California’s publicly owned utilities spent $159 million on energy efficiency programs in fiscal year 2021 helping to reduce demand by about 81 megawatts (MW), according to a new report from the California Municipal Utilities Association (CMUA).
Those energy efficiency investments also helped contribute to 2,851 gigawatt hours (GWh) in lifecycle energy savings and a 254 GWh reduction of annual electricity consumption, the report, Energy Efficiency in California's Public Power Sector – 16th Edition (2022), also noted.
California’s fiscal year runs from July 1 to June 30.
Since 2006, California publicly owned utilities collectively spent nearly $2.5 billion on energy efficiency and demand reduction programs, saving nearly 8,300 GWh in net energy during, the report said.
The COVID-19 pandemic continues to have an impact on energy efficiency, the report noted. California’s electricity demand was down in 2021, keeping energy efficiency program yields below pre-pandemic levels. In addition, some programs, such as those requiring direct interaction for installations, had to be suspended.
Some of California publicly owned utilities began to return to programs that require direct interaction while others have indicated they intend to return to those programs in 2022.
Also, the pandemic prompted some CMUA members to change their clean energy focus.

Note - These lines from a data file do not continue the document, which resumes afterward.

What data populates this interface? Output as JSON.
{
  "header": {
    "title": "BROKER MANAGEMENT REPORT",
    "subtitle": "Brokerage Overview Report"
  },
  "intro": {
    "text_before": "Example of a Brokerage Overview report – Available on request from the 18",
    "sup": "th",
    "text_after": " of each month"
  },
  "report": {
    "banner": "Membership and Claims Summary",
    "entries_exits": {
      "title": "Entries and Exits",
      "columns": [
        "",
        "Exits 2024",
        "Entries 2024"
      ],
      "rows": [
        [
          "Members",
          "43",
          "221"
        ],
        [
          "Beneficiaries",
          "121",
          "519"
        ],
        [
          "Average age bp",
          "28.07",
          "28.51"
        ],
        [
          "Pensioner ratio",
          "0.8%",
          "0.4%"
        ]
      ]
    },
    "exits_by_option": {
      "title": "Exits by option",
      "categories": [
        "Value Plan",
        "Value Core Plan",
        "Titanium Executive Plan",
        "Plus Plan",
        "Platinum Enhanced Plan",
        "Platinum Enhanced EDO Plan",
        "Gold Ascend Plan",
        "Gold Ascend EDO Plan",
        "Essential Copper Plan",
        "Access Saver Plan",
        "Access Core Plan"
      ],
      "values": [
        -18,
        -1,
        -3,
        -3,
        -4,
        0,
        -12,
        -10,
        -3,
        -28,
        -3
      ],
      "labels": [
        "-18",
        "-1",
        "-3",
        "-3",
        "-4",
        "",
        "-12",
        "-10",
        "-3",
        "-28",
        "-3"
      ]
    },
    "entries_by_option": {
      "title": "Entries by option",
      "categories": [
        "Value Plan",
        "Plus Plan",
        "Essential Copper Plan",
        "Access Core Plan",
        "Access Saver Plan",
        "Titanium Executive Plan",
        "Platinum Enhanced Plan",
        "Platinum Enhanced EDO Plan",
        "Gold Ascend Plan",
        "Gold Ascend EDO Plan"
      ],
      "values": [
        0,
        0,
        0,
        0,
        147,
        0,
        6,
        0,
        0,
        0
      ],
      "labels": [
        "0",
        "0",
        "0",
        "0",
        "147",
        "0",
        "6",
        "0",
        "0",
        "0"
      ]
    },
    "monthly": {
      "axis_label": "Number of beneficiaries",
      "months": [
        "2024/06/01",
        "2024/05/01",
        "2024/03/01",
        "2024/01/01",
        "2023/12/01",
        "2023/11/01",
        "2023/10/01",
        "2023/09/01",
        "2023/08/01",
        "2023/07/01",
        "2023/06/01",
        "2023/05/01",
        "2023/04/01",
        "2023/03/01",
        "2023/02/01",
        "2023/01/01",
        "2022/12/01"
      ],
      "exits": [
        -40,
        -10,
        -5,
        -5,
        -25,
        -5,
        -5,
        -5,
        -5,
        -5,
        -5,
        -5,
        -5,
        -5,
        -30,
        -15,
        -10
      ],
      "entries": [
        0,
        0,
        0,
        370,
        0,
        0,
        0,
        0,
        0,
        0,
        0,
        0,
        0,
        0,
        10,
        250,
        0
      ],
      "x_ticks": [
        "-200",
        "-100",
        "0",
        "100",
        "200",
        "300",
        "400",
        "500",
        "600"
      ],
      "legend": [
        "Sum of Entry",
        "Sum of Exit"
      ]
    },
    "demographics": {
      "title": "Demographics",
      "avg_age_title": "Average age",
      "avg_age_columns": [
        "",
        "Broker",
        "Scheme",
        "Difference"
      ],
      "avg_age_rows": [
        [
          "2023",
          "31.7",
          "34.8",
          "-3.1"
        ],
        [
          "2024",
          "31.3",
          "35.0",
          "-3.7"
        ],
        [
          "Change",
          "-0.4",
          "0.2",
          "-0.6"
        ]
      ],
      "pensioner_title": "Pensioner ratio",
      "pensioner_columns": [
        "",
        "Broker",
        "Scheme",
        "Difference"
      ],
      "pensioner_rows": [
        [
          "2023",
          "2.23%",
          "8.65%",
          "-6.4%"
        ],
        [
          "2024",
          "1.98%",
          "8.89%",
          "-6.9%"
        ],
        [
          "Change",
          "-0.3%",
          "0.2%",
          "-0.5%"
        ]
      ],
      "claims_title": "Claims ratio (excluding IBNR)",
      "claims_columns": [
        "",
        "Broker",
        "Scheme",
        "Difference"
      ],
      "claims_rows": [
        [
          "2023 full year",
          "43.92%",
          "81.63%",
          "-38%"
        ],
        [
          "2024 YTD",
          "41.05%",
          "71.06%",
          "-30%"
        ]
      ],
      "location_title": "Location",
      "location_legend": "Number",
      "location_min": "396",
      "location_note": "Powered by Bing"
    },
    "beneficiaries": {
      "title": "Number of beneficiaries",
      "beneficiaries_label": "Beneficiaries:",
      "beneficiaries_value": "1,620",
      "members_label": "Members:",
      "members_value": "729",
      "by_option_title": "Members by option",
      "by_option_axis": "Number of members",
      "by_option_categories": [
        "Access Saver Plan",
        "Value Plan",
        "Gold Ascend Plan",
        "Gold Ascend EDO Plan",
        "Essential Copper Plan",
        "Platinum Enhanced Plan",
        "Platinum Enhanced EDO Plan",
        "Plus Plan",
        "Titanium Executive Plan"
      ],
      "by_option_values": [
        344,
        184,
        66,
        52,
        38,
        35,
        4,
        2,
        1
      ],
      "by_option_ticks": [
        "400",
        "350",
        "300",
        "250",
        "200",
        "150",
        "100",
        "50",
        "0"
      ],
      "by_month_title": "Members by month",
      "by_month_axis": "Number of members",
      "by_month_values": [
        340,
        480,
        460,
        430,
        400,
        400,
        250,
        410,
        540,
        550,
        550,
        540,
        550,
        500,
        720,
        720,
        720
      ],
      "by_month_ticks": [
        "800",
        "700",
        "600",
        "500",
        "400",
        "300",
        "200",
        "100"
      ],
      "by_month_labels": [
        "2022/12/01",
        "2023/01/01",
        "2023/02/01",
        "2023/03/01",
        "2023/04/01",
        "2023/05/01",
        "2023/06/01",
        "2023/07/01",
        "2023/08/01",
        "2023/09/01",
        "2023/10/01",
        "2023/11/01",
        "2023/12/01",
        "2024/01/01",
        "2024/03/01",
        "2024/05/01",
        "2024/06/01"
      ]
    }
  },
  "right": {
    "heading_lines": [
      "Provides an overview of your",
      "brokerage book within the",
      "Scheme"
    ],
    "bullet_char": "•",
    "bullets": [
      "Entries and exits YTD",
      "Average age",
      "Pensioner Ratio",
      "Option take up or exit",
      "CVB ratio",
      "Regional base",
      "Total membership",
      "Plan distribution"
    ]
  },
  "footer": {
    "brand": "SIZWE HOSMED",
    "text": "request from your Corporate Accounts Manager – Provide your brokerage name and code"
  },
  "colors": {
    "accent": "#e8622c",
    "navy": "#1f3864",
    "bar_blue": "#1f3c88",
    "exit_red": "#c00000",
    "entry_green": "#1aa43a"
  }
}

The Sacramento Municipal Utility District (SMUD), for instance, is expanding its building electrification efforts and is transitioning from an energy reduction metric to a carbon reduction metric, the report noted.
"This important report details the significant investments we are making to help our customers become more energy efficient,” Barry Moline, executive director of CMUA, said in a statement. “Energy efficiency programs are vitally important to help keep rates affordable while meeting California’s climate goals as the state continues to move toward 100 percent clean energy.”
California’s publicly owned utilities offer their customers a wide range of energy efficiency programs, including direct- and self-install programs for lighting and appliances, home weatherization and retrofits, electric vehicle incentives and rebates, energy storage, business and residential energy audits, public education, and low-income assistance, according to the report. The programs are funded from cap-and-trade allowances, the Public Goods Charge, and other sources.
The 40 publicly owned utilities that contributed data for the report provide electricity to about 25 percent of California. The commercial and industrial sectors account for about 72 percent of the annual energy savings and residential programs resulted in 26.6 percent of the total savings, according to the report.